Gov. Tate Reeves of Mississippi secured a second term, according to The Associated Press, fending off a vigorous challenge from Brandon Presley, a conservative Democrat whom he cast as a far-left acolyte of President Biden, and overcoming concerns about a shortage of excitement among conservatives.
Mr. Presley conceded to Mr. Reeves, a Republican, shortly before 11 p.m. Central time.
While the outcome was no surprise, given the Republican Party’s dominance in the state, it did not come quite as easily as some might have expected at the outset of the race. Mr. Presley, a little-known utilities regulator, mounted an energetic campaign that kept Mr. Reeves on his toes.
“This victory sure is sweet,” Mr. Reeves said on Tuesday night.
“This victory belongs to you,” he told supporters. “This victory is more than just who will occupy the governor’s mansion over the next four years. It’s really about the direction that our state will go over the next four years. Mississippi has momentum.”
Mr. Reeves, who was first elected governor in 2019, campaigned on his conservative credentials while constantly linking Mr. Presley to Mr. Biden and other national Democrats who are widely unpopular in Mississippi.
He boasted about tax cuts he had signed and promised to chase his unrealized ambition of eliminating the state’s income tax. Mr. Reeves also pointed to raises for teachers, which he signed into law last year and which were among the largest in state history, and to the fact that unemployment had dropped to its lowest rate in decades.
Mr. Presley traveled the state arguing for expanding Medicaid and slashing the state’s high grocery tax, which is one of the highest in the nation, saying he would bring relief to working-class families. He focused heavily on mobilizing Black voters, but he also believed that he could peel away white centrists and Republicans who were drawn to his message.
Mr. Presley, a second cousin of Elvis Presley and a former mayor of Nettleton, Miss., a town of about 2,000 in the northern part of the state, focused on his personal story of struggling through poverty as a child. He cast Mr. Reeves as disconnected from the experiences of the state’s working poor.

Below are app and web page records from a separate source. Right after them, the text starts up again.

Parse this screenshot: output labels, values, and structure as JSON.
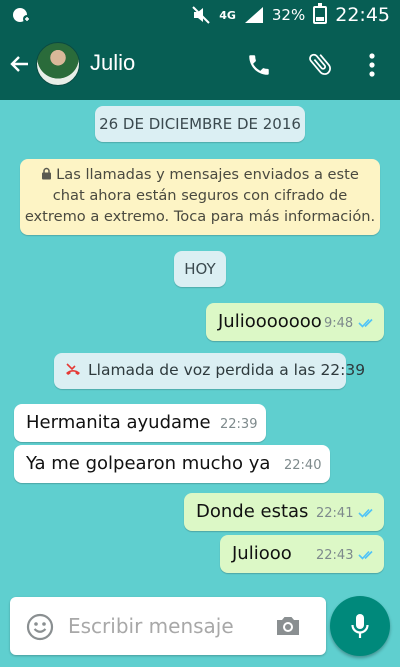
{
  "status_bar": {
    "network": "4G",
    "battery": "32%",
    "battery_level": 0.32,
    "time": "22:45",
    "icons": [
      "notification-icon",
      "mute-icon",
      "signal-icon",
      "battery-icon"
    ]
  },
  "header": {
    "contact_name": "Julio",
    "icons": [
      "back-arrow-icon",
      "avatar",
      "phone-icon",
      "paperclip-icon",
      "more-vert-icon"
    ]
  },
  "chat": {
    "date_chip": "26 DE DICIEMBRE DE 2016",
    "security_notice": {
      "lines": [
        "Las llamadas y mensajes enviados a este",
        "chat ahora están seguros con cifrado de",
        "extremo a extremo. Toca para más información."
      ]
    },
    "today_chip": "HOY",
    "missed_call": "Llamada de voz perdida a las 22:39",
    "messages": [
      {
        "direction": "out",
        "text": "Juliooooooo",
        "time": "9:48",
        "read": true
      },
      {
        "direction": "in",
        "text": "Hermanita ayudame",
        "time": "22:39"
      },
      {
        "direction": "in",
        "text": "Ya me golpearon mucho ya",
        "time": "22:40"
      },
      {
        "direction": "out",
        "text": "Donde estas",
        "time": "22:41",
        "read": true
      },
      {
        "direction": "out",
        "text": "Juliooo",
        "time": "22:43",
        "read": true
      }
    ]
  },
  "composer": {
    "placeholder": "Escribir mensaje",
    "value": ""
  },
  "colors": {
    "header": "#075e54",
    "chat_background": "#5fcfcf",
    "outgoing_bubble": "#dcf8c6",
    "incoming_bubble": "#ffffff",
    "read_ticks": "#4fc3f7",
    "mic_button": "#00897b",
    "missed_call_icon": "#e53935"
  }
}
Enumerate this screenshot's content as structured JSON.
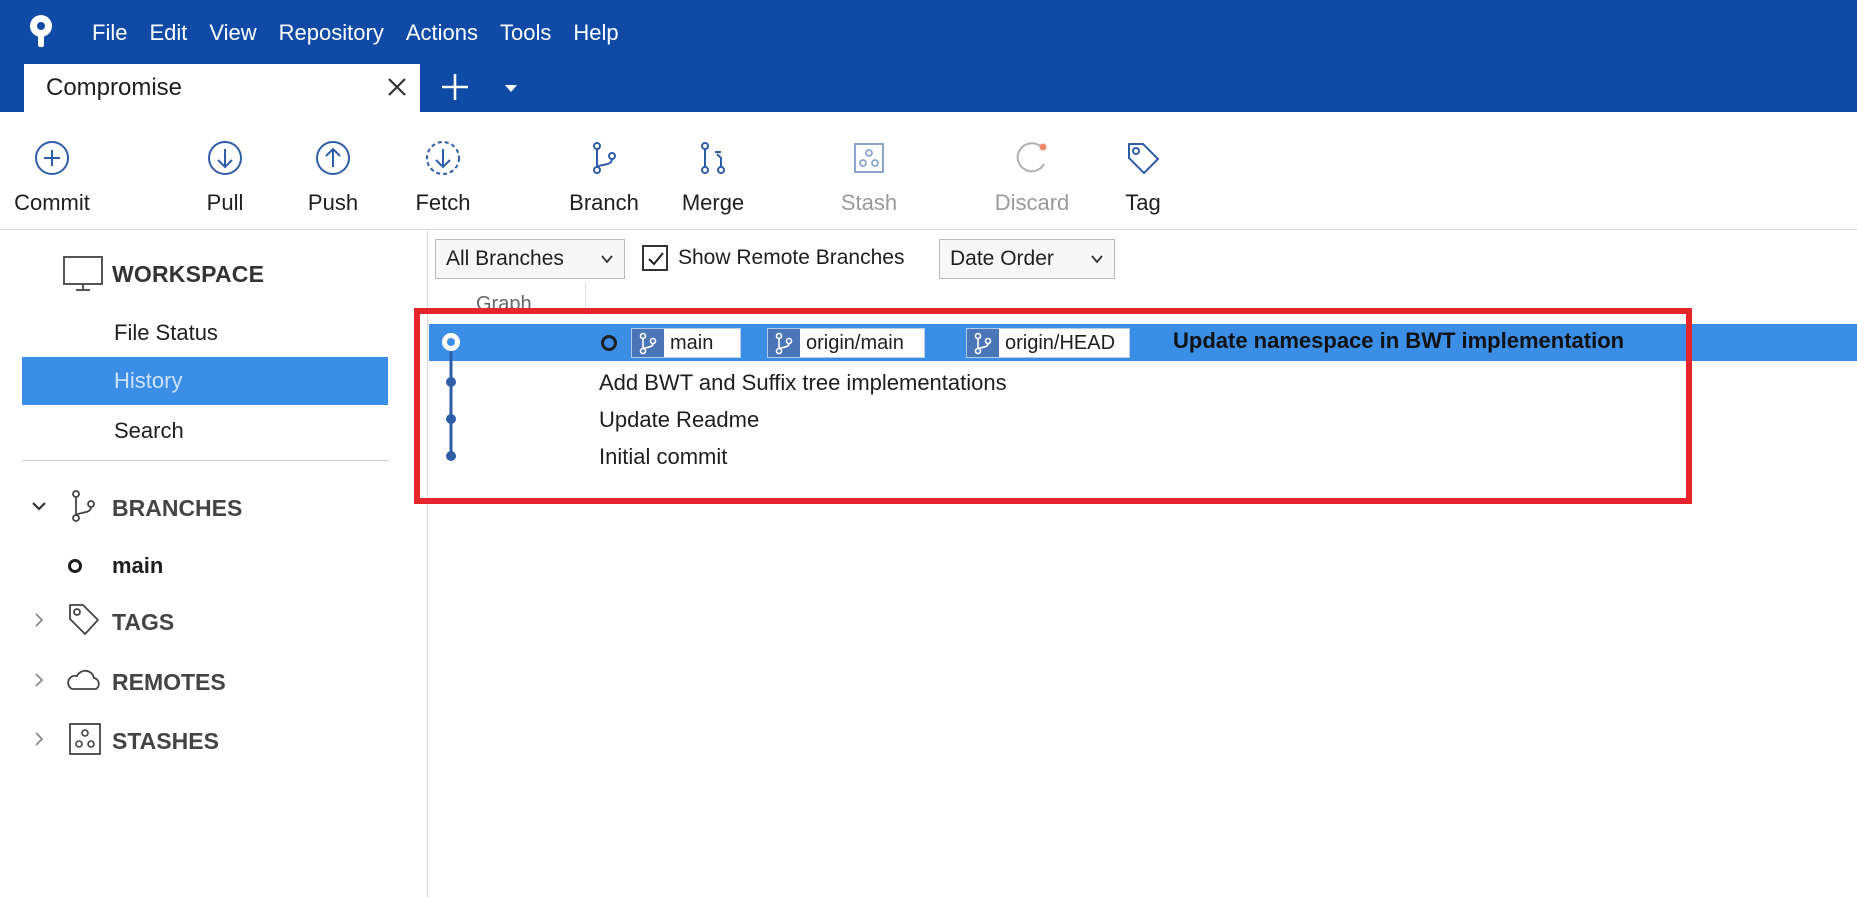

He also relentlessly needled Mr. Reeves for a sprawling scandal in which millions of dollars in federal welfare funds had been siphoned away from supporting the state’s poorest residents. The money was instead used for the pet projects of wealthy and connected individuals, including a volleyball stadium at the University of Southern Mississippi championed by Brett Favre, the former professional football player.
Mr. Reeves denied any involvement in the scandal, which, he noted, largely unfolded before he began his term as governor in 2020. (He had been lieutenant governor.) Still, he was criticized for his handling of the efforts to claw the money back, including his administration’s firing of a former federal prosecutor who had been hired to recoup those funds.
The Cook Political Report, a nonpartisan newsletter, recently found that the election had “morphed into a competitive fight.” It described Mr. Presley as an “unusually strong contender.”
But ultimately Mr. Presley failed to close the gap and thwart Mr. Reeves’s triumph, an outcome that underscores the strength the Republican Party has amassed in Mississippi.
“We left no stone unturned,” Mr. Presley told supporters on Tuesday night, describing the aggressive effort his campaign to crisscross the state, making stops in all 82 counties. He argued that the race had succeeded in bringing attention to urgent issues, like Medicaid expansion.
But as he conceded, he said that, however contentious the race had gotten, Mississippi had to move forward without being consumed by partisan divisions.
“This is bigger than one man,” Mr. Presley said. “We can lose this race tonight recognizing good on the other side.”